What happens when you don’t pay earnest money?

A failure to deposit the earnest money in the escrow account will likely constitute a breach of the purchase agreement by the buyer. … Buyers are forewarned that in this hot real estate market, the failure to pay that promised sum into escrow could result in termination of the contract by the seller.

Will I lose my earnest money if financing falls through?

That final credit check could cause financing to fall through late in the game. Once again, if you have a contingency in place that covers a loan falling through, you should get your earnest money back. But if the contingency isn’t there, you’ll lose that money.

Is an earnest money deposit refundable?

Will Earnest Money be Refunded if a Buyer Cancels? If a buyer cancels a sales contract during the option fee then the earnest money will be returned to the buyer. However, if the contract is cancelled by the buyer after the option period the earnest money deposit is generally considered non-refundable.

What happens when appraisal is higher than offer?

Generally speaking, here’s what your appraisal outcome means: Appraisal is greater than offer: If the home appraises for more than the agreed-upon sale price, you’re in the clear. Appraisal is lower than the offer: If the home appraises for less than the agreed-upon sale price, the lender won’t approve the loan.

Who gets earnest money if deal falls through?

Situations where a buyer who cancels the deal must forfeit the money put down to buy the home — or not. In nearly every real estate purchase contract, the seller will require that the buyer deposit earnest money – a sum of money that the buyer puts into trust during the transaction to demonstrate good faith.

What is earnest money for when buying a house?

Earnest money refers to the deposit paid by a buyer to a seller, reflecting the good faith of a buyer in purchasing a home. The money buys more time to the buyer before closing the deal to arrange for funding and perform the hunt for names, property valuation, and inspections.

What is the difference between due diligence and earnest money?

The due diligence fee is a negotiable, non-refundable fee a buyer may pay for the negotiated due diligence time period. The due diligence fee is paid directly to the seller. … Earnest money is money that the buyer gives the seller to show your good faith when making an offer to purchase the seller’s property.

Can a seller keep my earnest money?

Does the Seller Ever Keep the Earnest Money? Yes, the seller has the right to keep the money under certain circumstances. If the buyer decides to cancel the sale without a valid reason or doesn’t stick to an agreed timeline, the seller gets to keep the money.

Do you lose earnest money if inspection fails?

Most of the time, the purchase contract will allow you an “out” if, after completing your home inspection, you decide the house just isn’t right for you. … So long as you notify the seller of your intent prior to the deadline and by the method specified in the contract, you should get your earnest money back in full.

Can seller relist property before returning earnest money?

A: The sellers can re-list a home but they can only accept an offer contingent on the successful cancellation of your offer. If you have been waiting a month to have your earnest money returned and the sellers refuse to sign the cancellation, you need to take action.

Does an earnest check get cashed?
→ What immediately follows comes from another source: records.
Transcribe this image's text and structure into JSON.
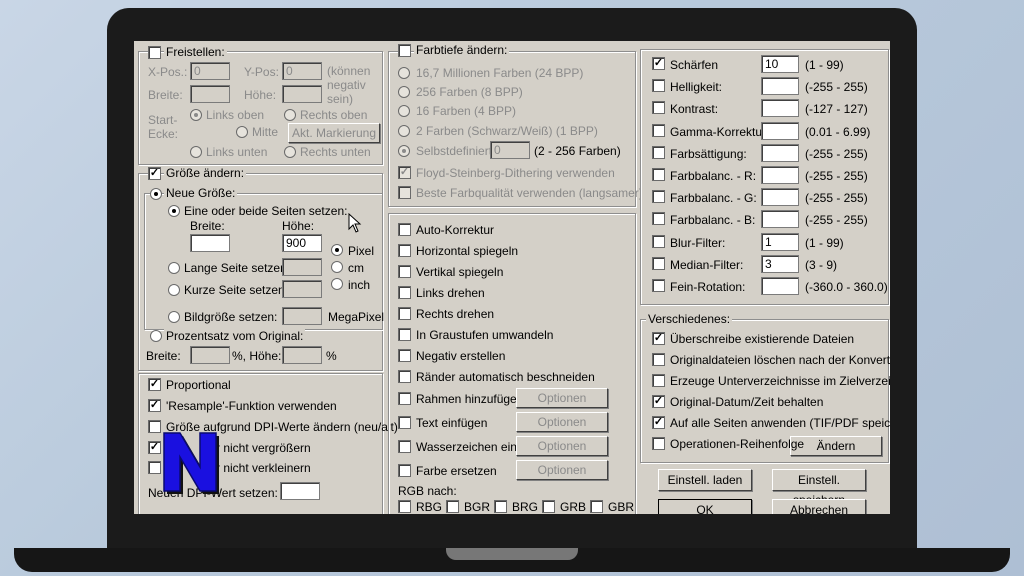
{
  "left": {
    "crop": {
      "label": "Freistellen:",
      "x_label": "X-Pos.:",
      "x_val": "0",
      "y_label": "Y-Pos:",
      "y_val": "0",
      "note": "(können negativ sein)",
      "width_label": "Breite:",
      "height_label": "Höhe:",
      "start_label": "Start-Ecke:",
      "corners": [
        "Links oben",
        "Rechts oben",
        "Mitte",
        "Links unten",
        "Rechts unten"
      ],
      "akt_button": "Akt. Markierung"
    },
    "resize": {
      "label": "Größe ändern:",
      "new_size": "Neue Größe:",
      "one_or_both": "Eine oder beide Seiten setzen:",
      "width_label": "Breite:",
      "height_label": "Höhe:",
      "height_val": "900",
      "units": [
        "Pixel",
        "cm",
        "inch"
      ],
      "long_side": "Lange Seite setzen:",
      "short_side": "Kurze Seite setzen:",
      "picture_size": "Bildgröße setzen:",
      "megapixel": "MegaPixel",
      "percent": "Prozentsatz vom Original:",
      "pct_width": "Breite:",
      "pct_mid": "%,  Höhe:",
      "pct_end": "%"
    },
    "options": {
      "proportional": "Proportional",
      "resample": "'Resample'-Funktion verwenden",
      "dpi": "Größe aufgrund DPI-Werte ändern (neu/alt)",
      "no_enlarge": "Nicht vergrößern",
      "no_shrink": "Nicht verkleinern",
      "new_dpi": "Neuen DPI-Wert setzen:",
      "no_enlarge_visible": "r nicht vergrößern",
      "no_shrink_visible": "r nicht verkleinern",
      "new_dpi_visible": "Neuen DPI-Wert setzen:"
    }
  },
  "middle": {
    "depth": {
      "label": "Farbtiefe ändern:",
      "items": [
        "16,7 Millionen Farben (24 BPP)",
        "256 Farben (8 BPP)",
        "16 Farben (4 BPP)",
        "2 Farben (Schwarz/Weiß) (1 BPP)",
        "Selbstdefiniert:"
      ],
      "custom_val": "0",
      "custom_range": "(2 - 256 Farben)",
      "floyd": "Floyd-Steinberg-Dithering verwenden",
      "best": "Beste Farbqualität verwenden (langsamer)"
    },
    "ops": [
      "Auto-Korrektur",
      "Horizontal spiegeln",
      "Vertikal spiegeln",
      "Links drehen",
      "Rechts drehen",
      "In Graustufen umwandeln",
      "Negativ erstellen",
      "Ränder automatisch beschneiden"
    ],
    "with_options": [
      "Rahmen hinzufügen",
      "Text einfügen",
      "Wasserzeichen einf.",
      "Farbe ersetzen"
    ],
    "options_button": "Optionen",
    "rgb_label": "RGB nach:",
    "rgb": [
      "RBG",
      "BGR",
      "BRG",
      "GRB",
      "GBR"
    ]
  },
  "right": {
    "filters": [
      {
        "label": "Schärfen",
        "value": "10",
        "range": "(1  -  99)",
        "checked": true
      },
      {
        "label": "Helligkeit:",
        "value": "",
        "range": "(-255  -  255)",
        "checked": false
      },
      {
        "label": "Kontrast:",
        "value": "",
        "range": "(-127  -  127)",
        "checked": false
      },
      {
        "label": "Gamma-Korrektur:",
        "value": "",
        "range": "(0.01  -  6.99)",
        "checked": false
      },
      {
        "label": "Farbsättigung:",
        "value": "",
        "range": "(-255  -  255)",
        "checked": false
      },
      {
        "label": "Farbbalanc. - R:",
        "value": "",
        "range": "(-255  -  255)",
        "checked": false
      },
      {
        "label": "Farbbalanc. - G:",
        "value": "",
        "range": "(-255  -  255)",
        "checked": false
      },
      {
        "label": "Farbbalanc. - B:",
        "value": "",
        "range": "(-255  -  255)",
        "checked": false
      },
      {
        "label": "Blur-Filter:",
        "value": "1",
        "range": "(1  -  99)",
        "checked": false
      },
      {
        "label": "Median-Filter:",
        "value": "3",
        "range": "(3  -  9)",
        "checked": false
      },
      {
        "label": "Fein-Rotation:",
        "value": "",
        "range": "(-360.0  -  360.0)",
        "checked": false
      }
    ],
    "misc_label": "Verschiedenes:",
    "misc": [
      {
        "label": "Überschreibe existierende Dateien",
        "checked": true
      },
      {
        "label": "Originaldateien löschen nach der Konvertier.",
        "checked": false
      },
      {
        "label": "Erzeuge Unterverzeichnisse im Zielverzeichn.",
        "checked": false
      },
      {
        "label": "Original-Datum/Zeit behalten",
        "checked": true
      },
      {
        "label": "Auf alle Seiten anwenden (TIF/PDF speichern",
        "checked": true
      },
      {
        "label": "Operationen-Reihenfolge",
        "checked": false
      }
    ],
    "change_button": "Ändern",
    "load_button": "Einstell. laden",
    "save_button": "Einstell. speichern",
    "ok_button": "OK",
    "cancel_button": "Abbrechen"
  },
  "logo_letter": "N"
}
Once your offer is accepted, the earnest money check is usually deposited into an escrow account, where it is held until closing. … So before you write that check, make sure you have the funds available to cover it, as it will be cashed within a few days of your offer being accepted.